Taming the Beast: How to Deal With Strange and Unusual Music

Yoko Rosenbaum on October 3, 2013

For the past two summers, I have been faced with the daunting task of embracing and performing music that I wouldn’t have otherwise dared to tackle.

Last year, when I was 13, I participated in my third summer at Music@Menlo. For my third week repertoire, I was assigned Schnittke’s Homage to Stravinsky, Prokofiev, and Shostakovich for one piano, six hands. Setting aside the pure logistical difficulties that ensued with trying to fit three pianists at one keyboard, the music itself was something quite alien to me.

I’d always considered myself a lover of composers such as Bach, Beethoven, and Chopin and while they were certainly revolutionaries of their times, their styles still coincided with what a non-classical music lover would perceive as conventional classical music. As a still-budding musician, I had little exposure to more contemporary composers that I would soon be highly involved with.

At the time I received my repertoire list, I vaguely knew of Alfred Schnittke, a contemporary Russian composer, whose Concerto Grosso No. 1 is arguably his best known work. And though I had certainly been faced with music I was not immediately comfortable with, I had never been unable to connect with a piece of music. That is, until Schnittke’s Homage.

Jumping from one style to the next, measure after measure, merely sight-reading the score set my head spinning. I was completely lost as to which method to use in order to tackle this piece; it was unlike anything I’d ever encountered.

After listening to multiple recordings of the piece several times a day just to study the complex rhythms that intertwined with each of the three parts, I finally learned the basic framework well enough to begin to understand the piece. And much to my surprise, once I was able to rehearse with the other two pianists, the week we spent on Schnittke’s Homage became one of the most memorable experiences that I’ve had at Music@Menlo.

All musicians are faced with challenges throughout their careers and I know without having to stretch my limits, I would never grow.

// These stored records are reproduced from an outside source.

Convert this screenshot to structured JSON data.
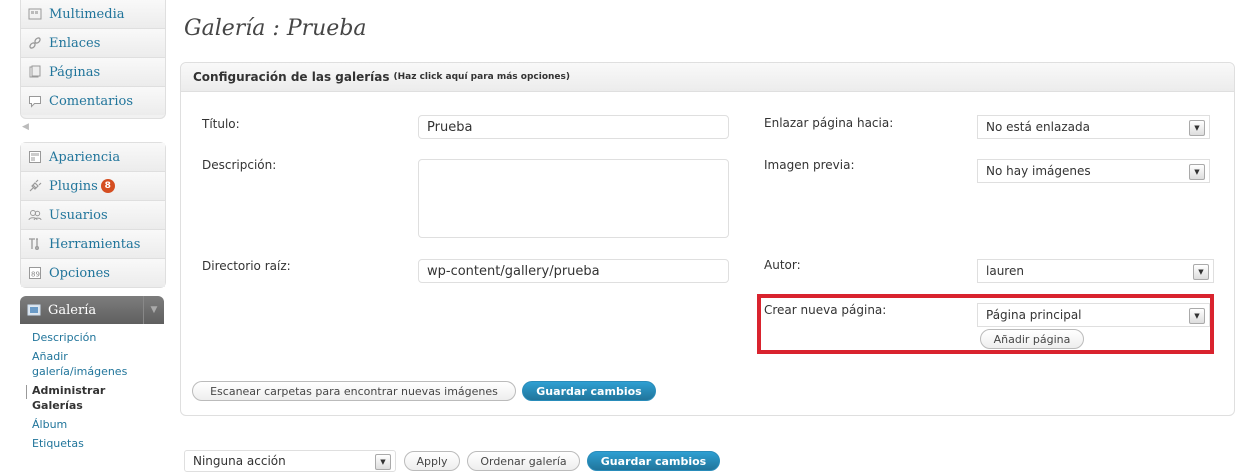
{
  "sidebar": {
    "top_items": [
      {
        "label": "Multimedia",
        "icon": "media-icon"
      },
      {
        "label": "Enlaces",
        "icon": "link-icon"
      },
      {
        "label": "Páginas",
        "icon": "pages-icon"
      },
      {
        "label": "Comentarios",
        "icon": "comments-icon"
      }
    ],
    "mid_items": [
      {
        "label": "Apariencia",
        "icon": "appearance-icon"
      },
      {
        "label": "Plugins",
        "icon": "plugins-icon",
        "badge": "8"
      },
      {
        "label": "Usuarios",
        "icon": "users-icon"
      },
      {
        "label": "Herramientas",
        "icon": "tools-icon"
      },
      {
        "label": "Opciones",
        "icon": "settings-icon"
      }
    ],
    "gallery_menu": {
      "label": "Galería",
      "sub_items": [
        {
          "label": "Descripción"
        },
        {
          "label": "Añadir galería/imágenes"
        },
        {
          "label": "Administrar Galerías",
          "current": true
        },
        {
          "label": "Álbum"
        },
        {
          "label": "Etiquetas"
        }
      ]
    }
  },
  "page": {
    "title": "Galería : Prueba"
  },
  "options": {
    "header": "Configuración de las galerías",
    "header_hint": "(Haz click aquí para más opciones)",
    "fields": {
      "titulo_label": "Título:",
      "titulo_value": "Prueba",
      "descripcion_label": "Descripción:",
      "descripcion_value": "",
      "directorio_label": "Directorio raíz:",
      "directorio_value": "wp-content/gallery/prueba",
      "enlazar_label": "Enlazar página hacia:",
      "enlazar_value": "No está enlazada",
      "imagen_label": "Imagen previa:",
      "imagen_value": "No hay imágenes",
      "autor_label": "Autor:",
      "autor_value": "lauren",
      "crear_label": "Crear nueva página:",
      "crear_value": "Página principal",
      "anadir_button": "Añadir página"
    },
    "scan_button": "Escanear carpetas para encontrar nuevas imágenes",
    "save_button": "Guardar cambios"
  },
  "bulk": {
    "action_value": "Ninguna acción",
    "apply_button": "Apply",
    "sort_button": "Ordenar galería",
    "save_button": "Guardar cambios"
  },
  "colors": {
    "link": "#21759b",
    "highlight": "#d9232e",
    "primary_button": "#21759b",
    "badge": "#d54e21"
  }
}
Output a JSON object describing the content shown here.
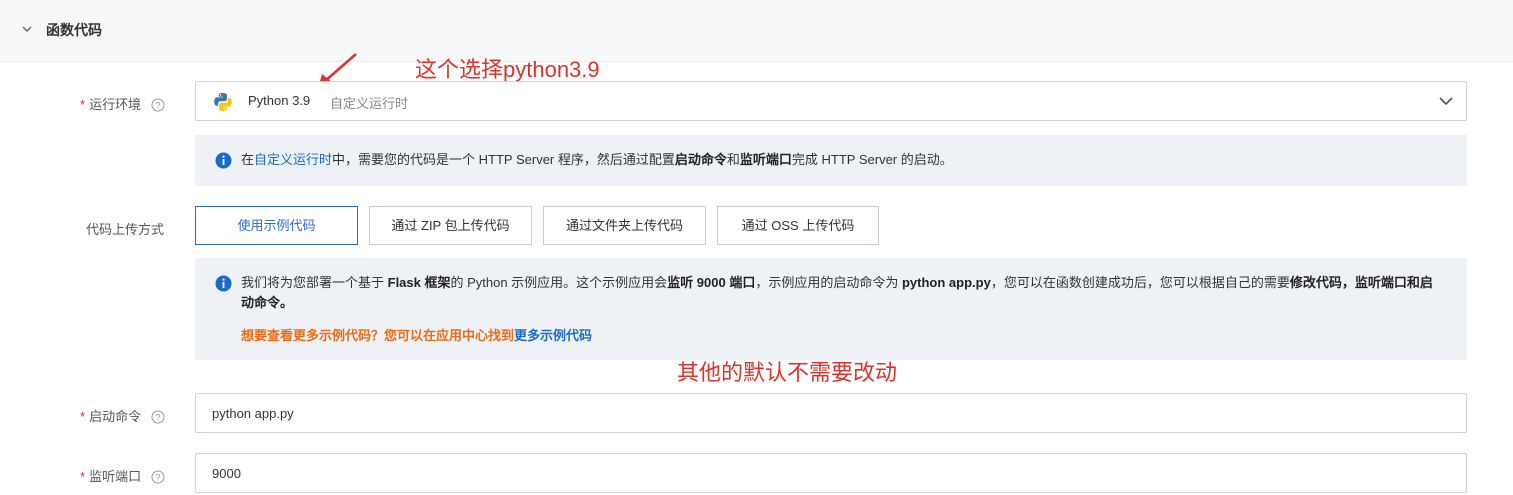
{
  "section": {
    "title": "函数代码"
  },
  "annotations": {
    "runtime_note": "这个选择python3.9",
    "default_note": "其他的默认不需要改动"
  },
  "runtime": {
    "label": "运行环境",
    "value": "Python 3.9",
    "tag": "自定义运行时",
    "info": {
      "prefix": "在",
      "link": "自定义运行时",
      "middle": "中，需要您的代码是一个 HTTP Server 程序，然后通过配置",
      "bold1": "启动命令",
      "and": "和",
      "bold2": "监听端口",
      "suffix": "完成 HTTP Server 的启动。"
    }
  },
  "upload": {
    "label": "代码上传方式",
    "options": [
      "使用示例代码",
      "通过 ZIP 包上传代码",
      "通过文件夹上传代码",
      "通过 OSS 上传代码"
    ],
    "selected_index": 0,
    "info": {
      "t1": "我们将为您部署一个基于 ",
      "b1": "Flask 框架",
      "t2": "的 Python 示例应用。这个示例应用会",
      "b2": "监听 9000 端口",
      "t3": "，示例应用的启动命令为 ",
      "b3": "python app.py",
      "t4": "，您可以在函数创建成功后，您可以根据自己的需要",
      "b4": "修改代码，监听端口和启动命令。",
      "more_text": "想要查看更多示例代码？您可以在应用中心找到",
      "more_link": "更多示例代码"
    }
  },
  "start_command": {
    "label": "启动命令",
    "value": "python app.py"
  },
  "listen_port": {
    "label": "监听端口",
    "value": "9000"
  },
  "colors": {
    "accent": "#2a6ad1",
    "annotation": "#e0312a",
    "required": "#e0312a",
    "link": "#1a6bc8",
    "orange": "#ee6b14"
  }
}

This past summer, I was fortunate enough to have another similar experience: I was assigned to play the first part of The Rite of Spring, arranged for four hands, alongside one my Schnittke partners. But this time, I was prepared to tackle the musical beast. By listening to an orchestra recording while simultaneously following along with the piano score and marking which specific instrument I was imitating at any given point, I was able to bridge the gap between the highly diverse orchestral version and what some might call the stripped-down piano transcription.

While there is no singular way to approach music that we aren’t comfortable with, getting to know the score inside and out is a good initial strategy. Listening to several high-caliber recordings helped me become acquainted with the sound of the music before facing the challenge of making the piece my own. Although I may not immediately love the work, I feel it is a musician’s duty to overcome whatever resistance might arise, solely focus on the music, and always keep an open mind. All musicians are faced with challenges throughout their careers and I know without having to stretch my limits, I would never grow.

Currently, thanks to my up-close and personal experience with the first part of The Rite of Spring, Stravinsky ranks as one of my favorite composers. It is now time for me to learn the second part!